The political stalemate within the UK and the lack of progress in the Brexit negotiations has led to a climate of uncertainty. The House of Commons has overwhelmingly rejected the government’s EU Withdrawal Agreement twice, leaving no clarity about Britain’s future.
For students, higher education (HE) is a lifelong investment that spans prospecting for a suitable course to graduate employability and career progression prospects. Prospective students are looking for certainty to enable them to make an informed decision about where to study.
Regardless of age, students from EU countries are less likely to be interested in studying in the UK because of Brexit, at a remarkably stable and high ratio across all age groups between 15 to 40 years old, oscillating between 38% and 41% (QS International Student Survey, 2018). If this declaration of intent translates into reality, UK universities are at risk, in terms of international application numbers and revenue, reputation, but also with regard to the kind of campus diversity they can expect to offer, with a far reduced number of European nationals attending. Internationalisation starts at home, through the presence of international students on campus, because for a lot of UK students studying abroad is not an option.
The figures could be further compounded should tuition fees for EU students be aligned to that of international/ overseas for 2020 entry, as many EU applicants come from countries with a tradition of offering either free or considerably lower tuition fees. The added value of a UK university degree would come under further scrutiny, in comparison to similar more affordable national qualifications obtainable at home. Affordable tuition is the fourth most important consideration for EU students when choosing a course, with 50% of respondents claiming this to be the most important factor when selecting a course, according to the QS International Student Survey 2018.

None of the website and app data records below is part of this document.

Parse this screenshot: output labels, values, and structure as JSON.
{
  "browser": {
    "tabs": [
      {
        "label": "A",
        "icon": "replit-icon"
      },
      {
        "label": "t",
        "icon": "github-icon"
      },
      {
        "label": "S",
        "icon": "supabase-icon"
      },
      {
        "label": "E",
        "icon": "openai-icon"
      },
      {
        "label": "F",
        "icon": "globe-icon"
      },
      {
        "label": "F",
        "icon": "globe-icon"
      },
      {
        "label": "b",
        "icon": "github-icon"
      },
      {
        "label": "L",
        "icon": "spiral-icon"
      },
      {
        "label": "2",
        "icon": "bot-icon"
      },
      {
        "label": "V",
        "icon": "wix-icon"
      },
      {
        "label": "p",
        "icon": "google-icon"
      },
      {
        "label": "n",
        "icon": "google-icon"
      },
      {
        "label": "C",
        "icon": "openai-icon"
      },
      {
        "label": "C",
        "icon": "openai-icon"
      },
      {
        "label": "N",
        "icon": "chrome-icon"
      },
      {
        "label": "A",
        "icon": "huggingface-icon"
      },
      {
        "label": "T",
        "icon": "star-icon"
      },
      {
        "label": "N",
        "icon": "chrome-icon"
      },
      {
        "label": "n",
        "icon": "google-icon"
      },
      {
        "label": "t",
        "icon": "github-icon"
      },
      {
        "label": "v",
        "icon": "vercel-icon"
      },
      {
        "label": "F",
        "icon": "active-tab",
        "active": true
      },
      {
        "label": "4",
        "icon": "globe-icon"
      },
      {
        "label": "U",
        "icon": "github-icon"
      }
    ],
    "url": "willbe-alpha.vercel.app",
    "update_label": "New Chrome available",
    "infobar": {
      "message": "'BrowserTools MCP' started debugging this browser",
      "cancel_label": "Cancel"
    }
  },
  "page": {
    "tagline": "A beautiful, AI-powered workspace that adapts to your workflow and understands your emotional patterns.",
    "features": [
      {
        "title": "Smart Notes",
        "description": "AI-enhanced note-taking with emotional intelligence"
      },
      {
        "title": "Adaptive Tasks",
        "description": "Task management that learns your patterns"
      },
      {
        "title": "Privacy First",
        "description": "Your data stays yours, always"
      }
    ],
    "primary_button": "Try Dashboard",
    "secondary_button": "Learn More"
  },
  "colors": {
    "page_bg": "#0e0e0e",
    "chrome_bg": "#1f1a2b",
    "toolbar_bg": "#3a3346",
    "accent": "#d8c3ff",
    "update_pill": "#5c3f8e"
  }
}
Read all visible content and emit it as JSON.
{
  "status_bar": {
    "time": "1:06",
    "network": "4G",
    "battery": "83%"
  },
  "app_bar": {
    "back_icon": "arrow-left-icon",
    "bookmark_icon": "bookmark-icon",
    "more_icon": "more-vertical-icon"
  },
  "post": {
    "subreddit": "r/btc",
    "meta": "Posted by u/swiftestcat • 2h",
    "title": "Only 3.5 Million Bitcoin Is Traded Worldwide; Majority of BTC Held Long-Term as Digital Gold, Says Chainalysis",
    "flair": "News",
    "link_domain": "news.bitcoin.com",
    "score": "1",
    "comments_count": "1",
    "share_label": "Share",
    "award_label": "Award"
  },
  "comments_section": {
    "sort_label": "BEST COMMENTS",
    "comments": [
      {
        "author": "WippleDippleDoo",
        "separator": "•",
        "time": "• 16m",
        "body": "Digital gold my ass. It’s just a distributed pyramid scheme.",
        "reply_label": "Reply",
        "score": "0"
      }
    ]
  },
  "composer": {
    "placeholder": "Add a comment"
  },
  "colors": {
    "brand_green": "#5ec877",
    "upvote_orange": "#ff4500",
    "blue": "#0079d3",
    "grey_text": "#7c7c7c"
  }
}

Borders and boundaries: internationalisation activities
Internationalisation activities for UK universities could be restricted, should the UK leave the EU without a deal. Student exchanges with European universities are under threat in a no deal scenario, and could lead to 17,000 UK based students not being able to study in European universities as planned next year, because the UK government has taken the view it may not fund such schemes in the event of a no-deal.
Disproportionate numbers of students come from the EU
Many students coming to study in the UK are certainly concerned with what post Brexit UK university campus life will look like, and what degree opportunities will remain available, in particular in terms of student mobility within Europe, under the Erasmus+ scheme, which enables students to study as an integral part of their degree at a partner European institution, through generous grants funded by the European Commission. For EU students, what tuition fee policy will apply is a considerable source of concern. In 2016-17, there were 63,035 first-year non-UK domiciled EU students at UK universities, with only China sending more students to the UK. Four out of ten of the top sending locations of first year entrants are from EU countries, a disproportionately high figure considering the relative size of their population, showing a strong tradition of intra-European international mobility:
|Hong Kong||6, 855|
First year entrants to UK universities by country of domicile, Higher Education Statistics Agency.
At government level, even in March 2019, it appears there is no certainty on what the relationship between the UK and the EU will be. The fate of HE and research collaboration will be pegged to whatever overall deal is reached between the EU27 and the UK, an unfortunate outcome considering the importance of the UK HE sector in driving social and economic development, and being home to eight of the top 50 universities in the world (QS World University Rankings 2019). So-called “world class” universities (Shattock, 2017), or the emerging global model (EGM) of the research university (Mohrman, Ma and Baker, 2008) are characterised notably by a worldwide recruitment of talent, to be understood to include students, academic staff and administrators. This transnational quest for the brightest is essential, and any hindrance could have consequences on the high standing of British universities.
It is in the interest of all parties that the tuition fee status for EU students remains aligned to that of home students and confirmed on a long-term basis, to demonstrate that the UK is truly committed to its Global Britain agenda and remaining an international destination, and to ensure UK campuses remain culturally diverse and vibrant. In a context of increasingly difficult EU-UK negotiations, goodwill must prevail, and this can be achieved through financial educational commitments.